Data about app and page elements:
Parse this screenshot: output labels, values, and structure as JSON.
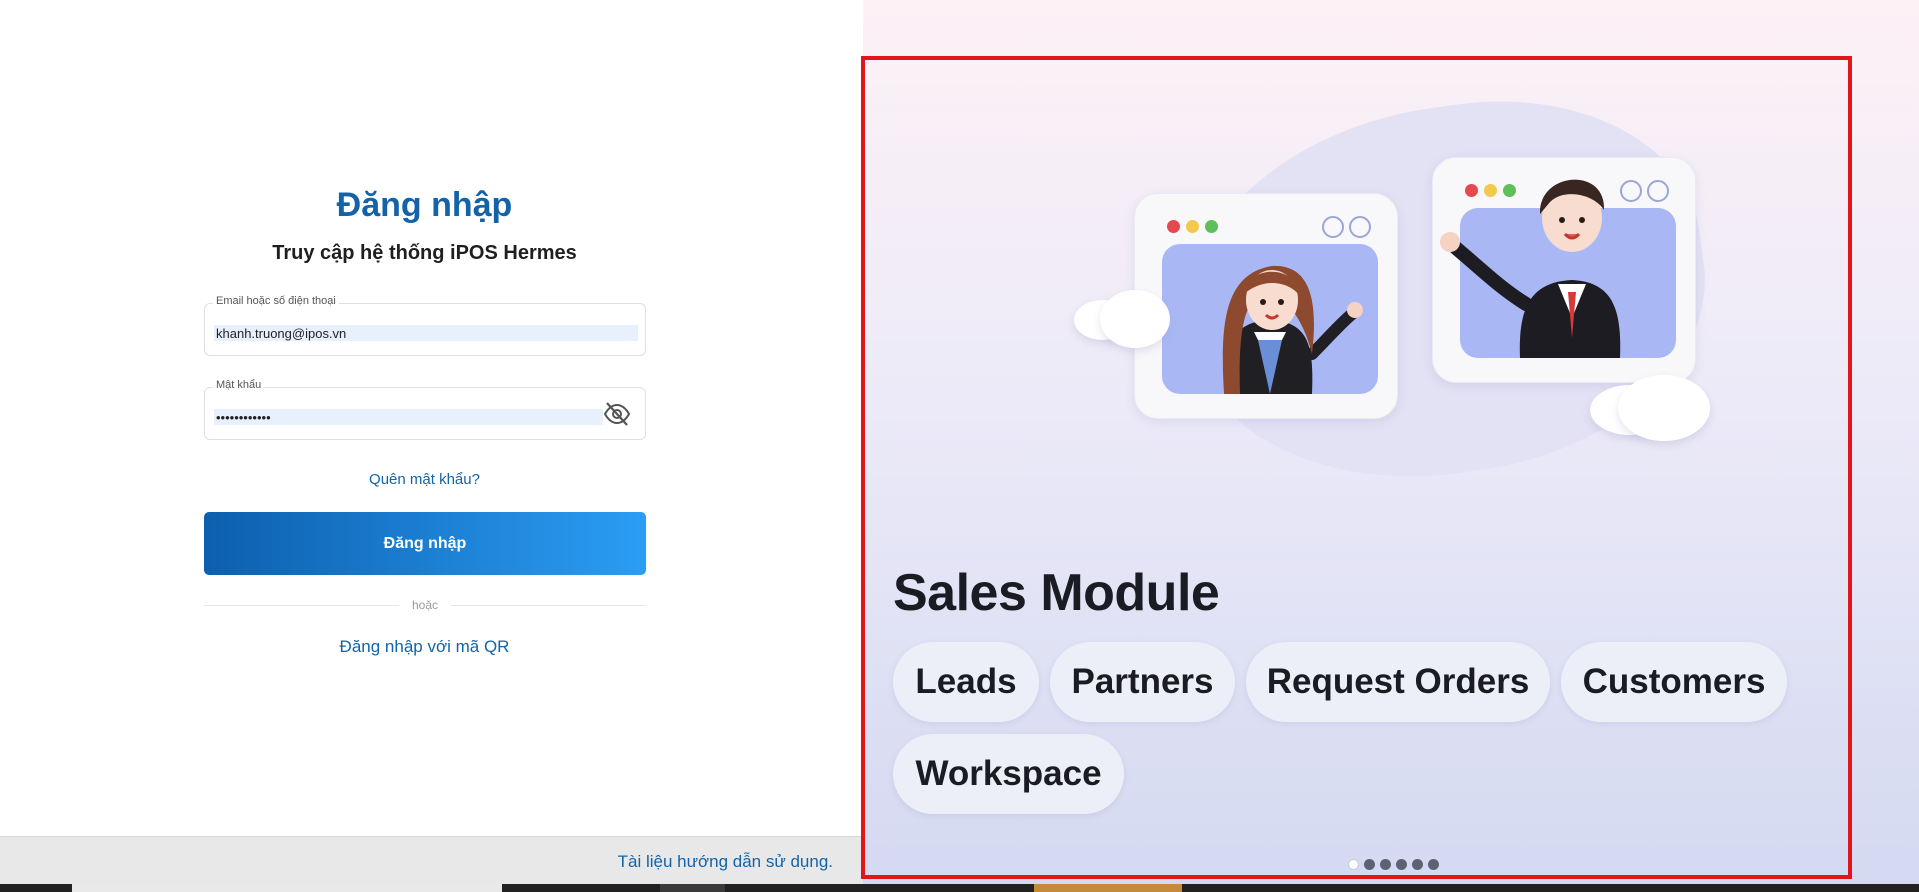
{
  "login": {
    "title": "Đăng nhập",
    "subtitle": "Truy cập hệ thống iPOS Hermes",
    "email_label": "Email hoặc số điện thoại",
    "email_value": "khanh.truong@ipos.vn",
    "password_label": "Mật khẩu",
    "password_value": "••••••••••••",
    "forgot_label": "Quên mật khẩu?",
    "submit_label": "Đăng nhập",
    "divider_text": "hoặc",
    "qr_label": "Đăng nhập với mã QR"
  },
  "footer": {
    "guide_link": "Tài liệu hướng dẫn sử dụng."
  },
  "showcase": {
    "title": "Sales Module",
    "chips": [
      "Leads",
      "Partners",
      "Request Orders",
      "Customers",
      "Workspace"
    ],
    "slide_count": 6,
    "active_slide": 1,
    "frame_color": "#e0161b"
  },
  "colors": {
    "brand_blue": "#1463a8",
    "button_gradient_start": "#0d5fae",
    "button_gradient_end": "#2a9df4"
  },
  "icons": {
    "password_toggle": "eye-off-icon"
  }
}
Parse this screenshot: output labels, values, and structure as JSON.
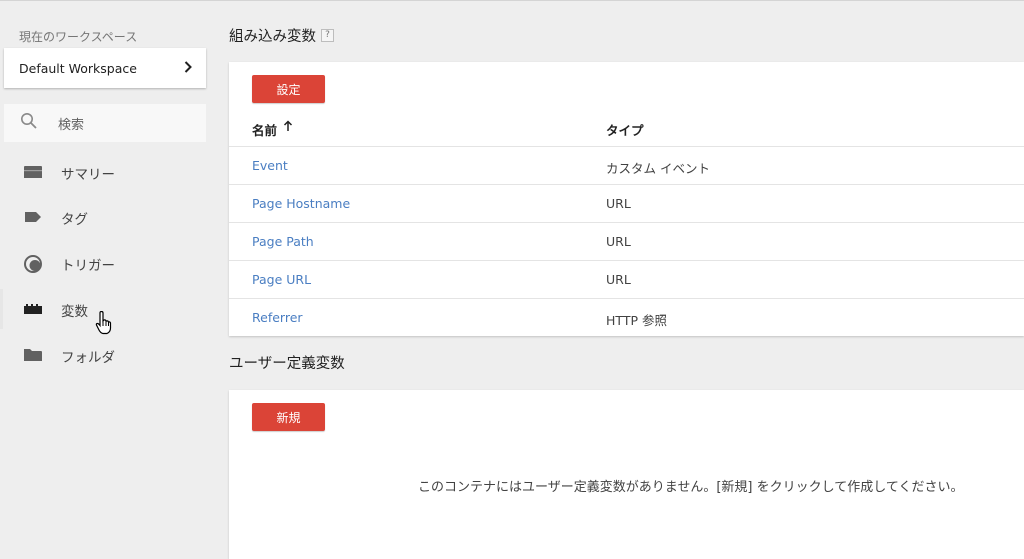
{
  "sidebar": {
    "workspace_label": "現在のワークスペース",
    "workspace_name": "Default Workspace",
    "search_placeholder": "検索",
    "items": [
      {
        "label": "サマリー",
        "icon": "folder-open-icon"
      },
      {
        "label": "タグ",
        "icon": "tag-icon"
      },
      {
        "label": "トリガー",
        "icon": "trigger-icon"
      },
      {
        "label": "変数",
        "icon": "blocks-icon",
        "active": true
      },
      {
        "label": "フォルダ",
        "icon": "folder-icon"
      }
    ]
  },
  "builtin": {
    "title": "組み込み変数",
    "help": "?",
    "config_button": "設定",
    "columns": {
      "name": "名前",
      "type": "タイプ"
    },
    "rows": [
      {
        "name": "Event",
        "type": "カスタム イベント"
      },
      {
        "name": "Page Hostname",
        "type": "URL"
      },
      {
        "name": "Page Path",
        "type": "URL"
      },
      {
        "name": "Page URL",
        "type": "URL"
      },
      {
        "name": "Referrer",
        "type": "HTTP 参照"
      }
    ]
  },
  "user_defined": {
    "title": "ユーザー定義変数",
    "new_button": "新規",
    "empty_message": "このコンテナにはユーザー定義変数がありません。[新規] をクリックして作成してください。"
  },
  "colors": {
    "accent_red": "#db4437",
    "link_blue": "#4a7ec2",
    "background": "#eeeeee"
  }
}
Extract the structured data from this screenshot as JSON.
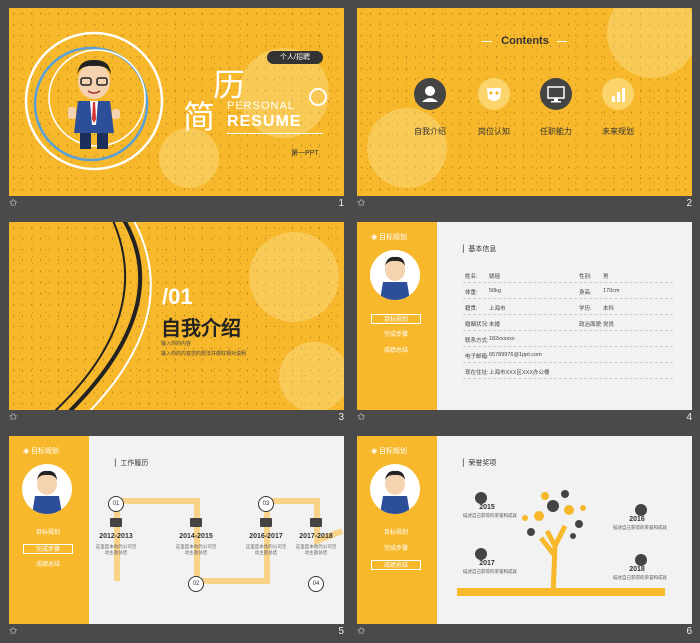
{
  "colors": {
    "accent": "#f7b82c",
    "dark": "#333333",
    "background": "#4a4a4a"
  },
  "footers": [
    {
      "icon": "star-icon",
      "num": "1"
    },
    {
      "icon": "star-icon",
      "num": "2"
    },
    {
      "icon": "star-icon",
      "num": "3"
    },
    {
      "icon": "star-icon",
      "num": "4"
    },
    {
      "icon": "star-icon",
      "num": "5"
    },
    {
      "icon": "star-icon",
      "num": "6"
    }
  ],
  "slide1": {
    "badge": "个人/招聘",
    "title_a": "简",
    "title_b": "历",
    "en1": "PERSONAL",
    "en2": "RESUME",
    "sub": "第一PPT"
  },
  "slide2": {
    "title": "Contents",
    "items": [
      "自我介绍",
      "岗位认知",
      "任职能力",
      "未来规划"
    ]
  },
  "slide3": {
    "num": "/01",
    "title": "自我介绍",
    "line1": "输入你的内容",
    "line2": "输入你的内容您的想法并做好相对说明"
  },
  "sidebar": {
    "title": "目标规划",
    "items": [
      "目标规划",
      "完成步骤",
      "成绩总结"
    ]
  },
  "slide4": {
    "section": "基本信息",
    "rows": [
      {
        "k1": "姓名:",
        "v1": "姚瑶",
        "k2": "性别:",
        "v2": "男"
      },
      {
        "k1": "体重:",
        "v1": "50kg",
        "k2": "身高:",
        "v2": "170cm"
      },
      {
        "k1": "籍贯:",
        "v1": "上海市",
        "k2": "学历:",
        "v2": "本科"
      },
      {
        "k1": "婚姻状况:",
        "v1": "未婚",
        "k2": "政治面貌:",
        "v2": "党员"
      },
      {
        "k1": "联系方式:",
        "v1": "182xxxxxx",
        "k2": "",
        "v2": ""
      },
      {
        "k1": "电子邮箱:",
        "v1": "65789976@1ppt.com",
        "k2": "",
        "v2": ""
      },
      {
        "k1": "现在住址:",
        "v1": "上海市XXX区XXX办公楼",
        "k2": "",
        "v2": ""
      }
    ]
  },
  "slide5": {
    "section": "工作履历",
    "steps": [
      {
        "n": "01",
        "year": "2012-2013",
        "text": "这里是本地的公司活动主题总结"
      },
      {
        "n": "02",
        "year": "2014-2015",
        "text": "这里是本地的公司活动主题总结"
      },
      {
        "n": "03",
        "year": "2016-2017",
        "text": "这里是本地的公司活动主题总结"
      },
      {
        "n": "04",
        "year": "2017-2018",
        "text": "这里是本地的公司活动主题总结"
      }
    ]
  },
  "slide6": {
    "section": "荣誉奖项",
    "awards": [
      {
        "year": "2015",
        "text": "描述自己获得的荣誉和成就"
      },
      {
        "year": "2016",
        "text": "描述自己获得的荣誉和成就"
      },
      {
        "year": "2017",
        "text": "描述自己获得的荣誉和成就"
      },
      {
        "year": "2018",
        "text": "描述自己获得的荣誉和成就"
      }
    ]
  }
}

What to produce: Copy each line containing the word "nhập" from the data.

Final answer:
    "title": "Đăng nhập",
    "submit_label": "Đăng nhập",
    "qr_label": "Đăng nhập với mã QR"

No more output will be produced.